BioJames R. Korndorffer, Jr. MD MHPE FACS is Associate Professor and Vice Chair of Education in the Department of Surgery at Stanford University. Previously he served as Vice chair of Surgery at Tulane University Health Sciences Center in New Orleans. While at Tulane he also was the Surgery Residency Program Director, the assistant dean for Graduate medical education and the Medical Director of the Tulane Center for Advanced Medical Simulation and Team Training. He received his undergraduate degree in Biomedical Engineering from Tulane University, his Medical Degree from the University of South Florida College of Medicine and his Masters in Health Professions Education from the University of Illinois Chicago. His general surgery residency was completed at The Carolinas Medical Center in Charlotte, North Carolina and his Advanced Laparoscopic Fellowship was completed at Tulane University.
He is actively involved in numerous national societies including the American College of Surgeons, the Society for Gastrointestinal and Endoscopic Surgeons, the Association for Surgical Education, and the Association for Program Directors in Surgery. He serves on the American College of Surgeons Committee on Validation of Surgical Knowledge and Skills, SAGES Fundamentals of Laparoscopic Surgery and Development Committees and also serves as the APDS research committee vice chair.

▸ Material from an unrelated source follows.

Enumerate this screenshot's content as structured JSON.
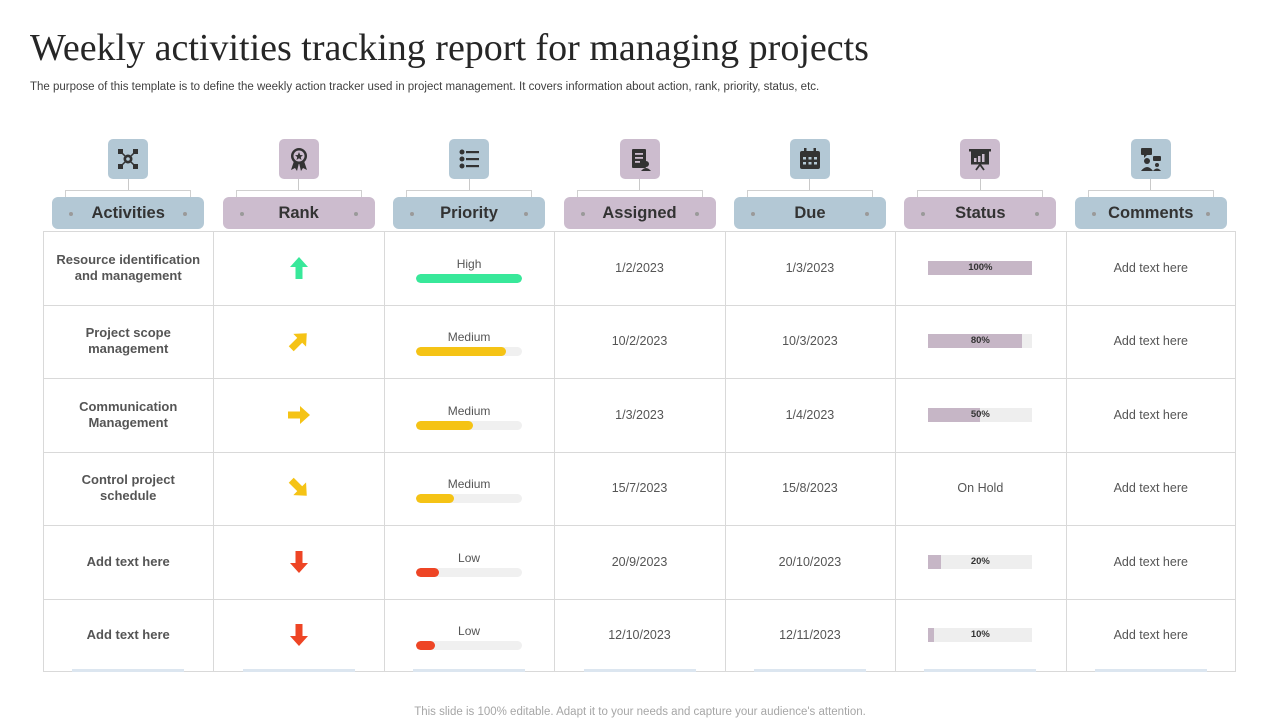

Dr. Korndorffer has published over 60 papers in peer reviewed journals, 5 book chapters and has presented at over 100 national meetings. Dr. Korndorffer’s clinical interests include minimally invasive surgery for gastrointestinal disorders and hernias. His research interests include surgical education, surgical simulation, patient safety, and patient care quality.